EXERCISE REQUIREMENTS: Line by line, set down the records exactly as they appear below.

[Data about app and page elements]
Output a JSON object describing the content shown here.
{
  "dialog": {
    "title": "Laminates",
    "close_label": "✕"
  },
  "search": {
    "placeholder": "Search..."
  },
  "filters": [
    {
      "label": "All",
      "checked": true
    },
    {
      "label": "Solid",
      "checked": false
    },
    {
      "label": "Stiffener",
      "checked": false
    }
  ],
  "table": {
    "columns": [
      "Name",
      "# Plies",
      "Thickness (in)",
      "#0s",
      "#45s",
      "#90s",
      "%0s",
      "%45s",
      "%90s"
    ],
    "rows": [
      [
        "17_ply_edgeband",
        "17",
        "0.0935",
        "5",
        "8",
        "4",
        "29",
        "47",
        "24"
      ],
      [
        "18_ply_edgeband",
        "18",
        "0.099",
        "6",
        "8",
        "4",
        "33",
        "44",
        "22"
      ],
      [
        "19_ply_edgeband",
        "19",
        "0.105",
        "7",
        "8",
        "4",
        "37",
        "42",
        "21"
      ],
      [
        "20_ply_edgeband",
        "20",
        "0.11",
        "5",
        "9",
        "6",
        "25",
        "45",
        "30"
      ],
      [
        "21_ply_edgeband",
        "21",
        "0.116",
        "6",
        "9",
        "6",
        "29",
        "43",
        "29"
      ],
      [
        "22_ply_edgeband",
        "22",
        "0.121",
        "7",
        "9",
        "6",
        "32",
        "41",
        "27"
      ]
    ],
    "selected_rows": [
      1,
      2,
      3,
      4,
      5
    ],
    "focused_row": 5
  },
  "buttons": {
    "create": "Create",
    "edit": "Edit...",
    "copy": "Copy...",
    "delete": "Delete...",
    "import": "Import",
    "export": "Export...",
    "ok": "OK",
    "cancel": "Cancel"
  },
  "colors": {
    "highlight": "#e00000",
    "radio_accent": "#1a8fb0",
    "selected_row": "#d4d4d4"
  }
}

EXERCISE ANSWER:
Output a JSON object describing the content shown here.
{
  "dialog": {
    "title": "Laminates",
    "close_label": "✕"
  },
  "search": {
    "placeholder": "Search..."
  },
  "filters": [
    {
      "label": "All",
      "checked": true
    },
    {
      "label": "Solid",
      "checked": false
    },
    {
      "label": "Stiffener",
      "checked": false
    }
  ],
  "table": {
    "columns": [
      "Name",
      "# Plies",
      "Thickness (in)",
      "#0s",
      "#45s",
      "#90s",
      "%0s",
      "%45s",
      "%90s"
    ],
    "rows": [
      [
        "17_ply_edgeband",
        "17",
        "0.0935",
        "5",
        "8",
        "4",
        "29",
        "47",
        "24"
      ],
      [
        "18_ply_edgeband",
        "18",
        "0.099",
        "6",
        "8",
        "4",
        "33",
        "44",
        "22"
      ],
      [
        "19_ply_edgeband",
        "19",
        "0.105",
        "7",
        "8",
        "4",
        "37",
        "42",
        "21"
      ],
      [
        "20_ply_edgeband",
        "20",
        "0.11",
        "5",
        "9",
        "6",
        "25",
        "45",
        "30"
      ],
      [
        "21_ply_edgeband",
        "21",
        "0.116",
        "6",
        "9",
        "6",
        "29",
        "43",
        "29"
      ],
      [
        "22_ply_edgeband",
        "22",
        "0.121",
        "7",
        "9",
        "6",
        "32",
        "41",
        "27"
      ]
    ],
    "selected_rows": [
      1,
      2,
      3,
      4,
      5
    ],
    "focused_row": 5
  },
  "buttons": {
    "create": "Create",
    "edit": "Edit...",
    "copy": "Copy...",
    "delete": "Delete...",
    "import": "Import",
    "export": "Export...",
    "ok": "OK",
    "cancel": "Cancel"
  },
  "colors": {
    "highlight": "#e00000",
    "radio_accent": "#1a8fb0",
    "selected_row": "#d4d4d4"
  }
}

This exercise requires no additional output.